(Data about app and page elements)

=-=-=-=-=

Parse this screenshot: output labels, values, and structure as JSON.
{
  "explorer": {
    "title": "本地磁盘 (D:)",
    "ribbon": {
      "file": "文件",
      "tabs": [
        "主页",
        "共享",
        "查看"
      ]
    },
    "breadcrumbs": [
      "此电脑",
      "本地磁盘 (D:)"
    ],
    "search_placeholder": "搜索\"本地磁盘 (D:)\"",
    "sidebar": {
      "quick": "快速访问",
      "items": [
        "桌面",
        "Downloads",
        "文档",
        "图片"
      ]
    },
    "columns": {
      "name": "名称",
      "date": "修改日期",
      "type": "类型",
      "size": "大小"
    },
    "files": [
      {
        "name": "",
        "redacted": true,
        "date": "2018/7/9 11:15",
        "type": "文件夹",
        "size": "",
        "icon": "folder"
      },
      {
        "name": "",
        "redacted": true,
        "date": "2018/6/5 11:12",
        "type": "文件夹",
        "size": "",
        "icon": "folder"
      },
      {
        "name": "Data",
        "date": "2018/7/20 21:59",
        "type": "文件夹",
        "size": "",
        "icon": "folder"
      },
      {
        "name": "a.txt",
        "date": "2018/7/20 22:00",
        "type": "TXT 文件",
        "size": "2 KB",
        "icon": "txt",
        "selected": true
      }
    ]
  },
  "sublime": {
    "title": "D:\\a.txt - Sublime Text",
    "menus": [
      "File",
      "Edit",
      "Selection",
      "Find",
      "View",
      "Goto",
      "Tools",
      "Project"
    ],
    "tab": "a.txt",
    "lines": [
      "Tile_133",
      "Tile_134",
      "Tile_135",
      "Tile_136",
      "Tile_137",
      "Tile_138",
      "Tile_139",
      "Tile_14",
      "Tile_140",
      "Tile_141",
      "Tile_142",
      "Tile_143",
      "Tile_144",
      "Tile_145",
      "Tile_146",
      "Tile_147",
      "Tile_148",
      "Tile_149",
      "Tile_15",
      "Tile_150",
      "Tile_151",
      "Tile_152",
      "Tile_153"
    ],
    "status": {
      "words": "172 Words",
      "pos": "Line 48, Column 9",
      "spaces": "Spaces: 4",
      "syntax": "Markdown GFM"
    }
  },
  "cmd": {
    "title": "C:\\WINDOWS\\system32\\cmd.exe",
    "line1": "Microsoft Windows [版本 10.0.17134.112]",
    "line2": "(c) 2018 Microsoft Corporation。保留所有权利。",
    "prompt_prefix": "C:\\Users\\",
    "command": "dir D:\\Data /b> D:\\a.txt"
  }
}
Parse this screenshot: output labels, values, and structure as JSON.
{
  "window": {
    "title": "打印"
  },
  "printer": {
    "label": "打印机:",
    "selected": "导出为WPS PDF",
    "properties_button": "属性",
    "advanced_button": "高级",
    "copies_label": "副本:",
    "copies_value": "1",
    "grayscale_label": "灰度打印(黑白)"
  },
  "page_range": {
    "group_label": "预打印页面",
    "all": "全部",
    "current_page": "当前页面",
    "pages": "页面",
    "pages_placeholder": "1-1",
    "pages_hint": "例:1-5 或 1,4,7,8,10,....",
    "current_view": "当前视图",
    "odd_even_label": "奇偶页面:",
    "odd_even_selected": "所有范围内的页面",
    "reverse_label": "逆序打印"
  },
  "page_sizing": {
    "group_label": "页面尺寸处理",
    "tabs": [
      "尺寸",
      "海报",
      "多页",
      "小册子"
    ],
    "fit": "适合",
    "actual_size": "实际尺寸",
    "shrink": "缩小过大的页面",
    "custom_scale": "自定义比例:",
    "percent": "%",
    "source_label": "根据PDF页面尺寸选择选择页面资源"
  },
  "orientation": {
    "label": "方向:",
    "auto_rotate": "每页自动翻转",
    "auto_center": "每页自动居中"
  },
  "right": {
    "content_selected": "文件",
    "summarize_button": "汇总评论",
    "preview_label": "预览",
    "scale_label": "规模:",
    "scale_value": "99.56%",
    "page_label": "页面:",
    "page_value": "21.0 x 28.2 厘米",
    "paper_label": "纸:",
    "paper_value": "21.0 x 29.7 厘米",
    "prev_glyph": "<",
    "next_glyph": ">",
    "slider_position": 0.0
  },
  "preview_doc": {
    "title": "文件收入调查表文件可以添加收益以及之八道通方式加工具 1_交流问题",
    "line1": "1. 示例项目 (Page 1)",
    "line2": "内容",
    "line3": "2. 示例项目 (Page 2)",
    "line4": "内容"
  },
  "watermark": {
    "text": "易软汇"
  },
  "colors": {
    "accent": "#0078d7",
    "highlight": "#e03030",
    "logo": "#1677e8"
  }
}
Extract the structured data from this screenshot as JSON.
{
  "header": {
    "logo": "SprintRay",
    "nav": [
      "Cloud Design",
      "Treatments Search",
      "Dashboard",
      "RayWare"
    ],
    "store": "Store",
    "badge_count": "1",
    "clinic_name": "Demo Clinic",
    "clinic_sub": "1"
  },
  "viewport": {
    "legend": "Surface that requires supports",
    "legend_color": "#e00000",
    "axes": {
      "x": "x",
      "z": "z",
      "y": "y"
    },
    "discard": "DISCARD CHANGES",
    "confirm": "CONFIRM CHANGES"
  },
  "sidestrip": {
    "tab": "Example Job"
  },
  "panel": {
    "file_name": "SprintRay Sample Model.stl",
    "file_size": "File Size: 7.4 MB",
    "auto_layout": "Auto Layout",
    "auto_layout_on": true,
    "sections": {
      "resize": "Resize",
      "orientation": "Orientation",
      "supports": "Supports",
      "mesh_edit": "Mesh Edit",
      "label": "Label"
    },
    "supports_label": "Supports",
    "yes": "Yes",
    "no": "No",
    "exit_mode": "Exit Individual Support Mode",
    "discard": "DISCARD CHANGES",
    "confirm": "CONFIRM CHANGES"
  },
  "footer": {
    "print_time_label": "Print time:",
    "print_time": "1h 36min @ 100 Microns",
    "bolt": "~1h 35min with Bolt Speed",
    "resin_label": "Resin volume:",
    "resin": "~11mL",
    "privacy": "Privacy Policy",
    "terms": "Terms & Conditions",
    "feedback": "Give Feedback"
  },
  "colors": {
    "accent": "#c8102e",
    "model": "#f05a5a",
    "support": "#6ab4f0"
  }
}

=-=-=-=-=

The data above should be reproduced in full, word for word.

# REPLY:
Parse this screenshot: output labels, values, and structure as JSON.
{
  "explorer": {
    "title": "本地磁盘 (D:)",
    "ribbon": {
      "file": "文件",
      "tabs": [
        "主页",
        "共享",
        "查看"
      ]
    },
    "breadcrumbs": [
      "此电脑",
      "本地磁盘 (D:)"
    ],
    "search_placeholder": "搜索\"本地磁盘 (D:)\"",
    "sidebar": {
      "quick": "快速访问",
      "items": [
        "桌面",
        "Downloads",
        "文档",
        "图片"
      ]
    },
    "columns": {
      "name": "名称",
      "date": "修改日期",
      "type": "类型",
      "size": "大小"
    },
    "files": [
      {
        "name": "",
        "redacted": true,
        "date": "2018/7/9 11:15",
        "type": "文件夹",
        "size": "",
        "icon": "folder"
      },
      {
        "name": "",
        "redacted": true,
        "date": "2018/6/5 11:12",
        "type": "文件夹",
        "size": "",
        "icon": "folder"
      },
      {
        "name": "Data",
        "date": "2018/7/20 21:59",
        "type": "文件夹",
        "size": "",
        "icon": "folder"
      },
      {
        "name": "a.txt",
        "date": "2018/7/20 22:00",
        "type": "TXT 文件",
        "size": "2 KB",
        "icon": "txt",
        "selected": true
      }
    ]
  },
  "sublime": {
    "title": "D:\\a.txt - Sublime Text",
    "menus": [
      "File",
      "Edit",
      "Selection",
      "Find",
      "View",
      "Goto",
      "Tools",
      "Project"
    ],
    "tab": "a.txt",
    "lines": [
      "Tile_133",
      "Tile_134",
      "Tile_135",
      "Tile_136",
      "Tile_137",
      "Tile_138",
      "Tile_139",
      "Tile_14",
      "Tile_140",
      "Tile_141",
      "Tile_142",
      "Tile_143",
      "Tile_144",
      "Tile_145",
      "Tile_146",
      "Tile_147",
      "Tile_148",
      "Tile_149",
      "Tile_15",
      "Tile_150",
      "Tile_151",
      "Tile_152",
      "Tile_153"
    ],
    "status": {
      "words": "172 Words",
      "pos": "Line 48, Column 9",
      "spaces": "Spaces: 4",
      "syntax": "Markdown GFM"
    }
  },
  "cmd": {
    "title": "C:\\WINDOWS\\system32\\cmd.exe",
    "line1": "Microsoft Windows [版本 10.0.17134.112]",
    "line2": "(c) 2018 Microsoft Corporation。保留所有权利。",
    "prompt_prefix": "C:\\Users\\",
    "command": "dir D:\\Data /b> D:\\a.txt"
  }
}
Parse this screenshot: output labels, values, and structure as JSON.
{
  "window": {
    "title": "打印"
  },
  "printer": {
    "label": "打印机:",
    "selected": "导出为WPS PDF",
    "properties_button": "属性",
    "advanced_button": "高级",
    "copies_label": "副本:",
    "copies_value": "1",
    "grayscale_label": "灰度打印(黑白)"
  },
  "page_range": {
    "group_label": "预打印页面",
    "all": "全部",
    "current_page": "当前页面",
    "pages": "页面",
    "pages_placeholder": "1-1",
    "pages_hint": "例:1-5 或 1,4,7,8,10,....",
    "current_view": "当前视图",
    "odd_even_label": "奇偶页面:",
    "odd_even_selected": "所有范围内的页面",
    "reverse_label": "逆序打印"
  },
  "page_sizing": {
    "group_label": "页面尺寸处理",
    "tabs": [
      "尺寸",
      "海报",
      "多页",
      "小册子"
    ],
    "fit": "适合",
    "actual_size": "实际尺寸",
    "shrink": "缩小过大的页面",
    "custom_scale": "自定义比例:",
    "percent": "%",
    "source_label": "根据PDF页面尺寸选择选择页面资源"
  },
  "orientation": {
    "label": "方向:",
    "auto_rotate": "每页自动翻转",
    "auto_center": "每页自动居中"
  },
  "right": {
    "content_selected": "文件",
    "summarize_button": "汇总评论",
    "preview_label": "预览",
    "scale_label": "规模:",
    "scale_value": "99.56%",
    "page_label": "页面:",
    "page_value": "21.0 x 28.2 厘米",
    "paper_label": "纸:",
    "paper_value": "21.0 x 29.7 厘米",
    "prev_glyph": "<",
    "next_glyph": ">",
    "slider_position": 0.0
  },
  "preview_doc": {
    "title": "文件收入调查表文件可以添加收益以及之八道通方式加工具 1_交流问题",
    "line1": "1. 示例项目 (Page 1)",
    "line2": "内容",
    "line3": "2. 示例项目 (Page 2)",
    "line4": "内容"
  },
  "watermark": {
    "text": "易软汇"
  },
  "colors": {
    "accent": "#0078d7",
    "highlight": "#e03030",
    "logo": "#1677e8"
  }
}
Extract the structured data from this screenshot as JSON.
{
  "header": {
    "logo": "SprintRay",
    "nav": [
      "Cloud Design",
      "Treatments Search",
      "Dashboard",
      "RayWare"
    ],
    "store": "Store",
    "badge_count": "1",
    "clinic_name": "Demo Clinic",
    "clinic_sub": "1"
  },
  "viewport": {
    "legend": "Surface that requires supports",
    "legend_color": "#e00000",
    "axes": {
      "x": "x",
      "z": "z",
      "y": "y"
    },
    "discard": "DISCARD CHANGES",
    "confirm": "CONFIRM CHANGES"
  },
  "sidestrip": {
    "tab": "Example Job"
  },
  "panel": {
    "file_name": "SprintRay Sample Model.stl",
    "file_size": "File Size: 7.4 MB",
    "auto_layout": "Auto Layout",
    "auto_layout_on": true,
    "sections": {
      "resize": "Resize",
      "orientation": "Orientation",
      "supports": "Supports",
      "mesh_edit": "Mesh Edit",
      "label": "Label"
    },
    "supports_label": "Supports",
    "yes": "Yes",
    "no": "No",
    "exit_mode": "Exit Individual Support Mode",
    "discard": "DISCARD CHANGES",
    "confirm": "CONFIRM CHANGES"
  },
  "footer": {
    "print_time_label": "Print time:",
    "print_time": "1h 36min @ 100 Microns",
    "bolt": "~1h 35min with Bolt Speed",
    "resin_label": "Resin volume:",
    "resin": "~11mL",
    "privacy": "Privacy Policy",
    "terms": "Terms & Conditions",
    "feedback": "Give Feedback"
  },
  "colors": {
    "accent": "#c8102e",
    "model": "#f05a5a",
    "support": "#6ab4f0"
  }
}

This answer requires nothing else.